- [Task to carry out]: In full and without change, repeat the records shown below.

Segment Open

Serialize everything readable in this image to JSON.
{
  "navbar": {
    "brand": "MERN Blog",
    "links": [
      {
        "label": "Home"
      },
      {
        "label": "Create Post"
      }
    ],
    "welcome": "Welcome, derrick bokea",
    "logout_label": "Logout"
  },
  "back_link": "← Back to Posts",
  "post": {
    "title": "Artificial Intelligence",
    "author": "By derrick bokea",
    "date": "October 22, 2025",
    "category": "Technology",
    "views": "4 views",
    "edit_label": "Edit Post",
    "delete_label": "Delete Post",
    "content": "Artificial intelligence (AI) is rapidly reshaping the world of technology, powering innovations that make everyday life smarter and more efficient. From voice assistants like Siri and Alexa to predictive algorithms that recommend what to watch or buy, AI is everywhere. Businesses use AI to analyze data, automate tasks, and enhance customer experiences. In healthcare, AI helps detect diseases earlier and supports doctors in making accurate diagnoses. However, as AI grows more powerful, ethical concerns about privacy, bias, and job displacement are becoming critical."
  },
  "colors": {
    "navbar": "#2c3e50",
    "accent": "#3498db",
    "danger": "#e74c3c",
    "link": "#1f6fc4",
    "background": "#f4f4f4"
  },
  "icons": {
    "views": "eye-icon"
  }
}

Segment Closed

- [Solution]:
Serialize everything readable in this image to JSON.
{
  "navbar": {
    "brand": "MERN Blog",
    "links": [
      {
        "label": "Home"
      },
      {
        "label": "Create Post"
      }
    ],
    "welcome": "Welcome, derrick bokea",
    "logout_label": "Logout"
  },
  "back_link": "← Back to Posts",
  "post": {
    "title": "Artificial Intelligence",
    "author": "By derrick bokea",
    "date": "October 22, 2025",
    "category": "Technology",
    "views": "4 views",
    "edit_label": "Edit Post",
    "delete_label": "Delete Post",
    "content": "Artificial intelligence (AI) is rapidly reshaping the world of technology, powering innovations that make everyday life smarter and more efficient. From voice assistants like Siri and Alexa to predictive algorithms that recommend what to watch or buy, AI is everywhere. Businesses use AI to analyze data, automate tasks, and enhance customer experiences. In healthcare, AI helps detect diseases earlier and supports doctors in making accurate diagnoses. However, as AI grows more powerful, ethical concerns about privacy, bias, and job displacement are becoming critical."
  },
  "colors": {
    "navbar": "#2c3e50",
    "accent": "#3498db",
    "danger": "#e74c3c",
    "link": "#1f6fc4",
    "background": "#f4f4f4"
  },
  "icons": {
    "views": "eye-icon"
  }
}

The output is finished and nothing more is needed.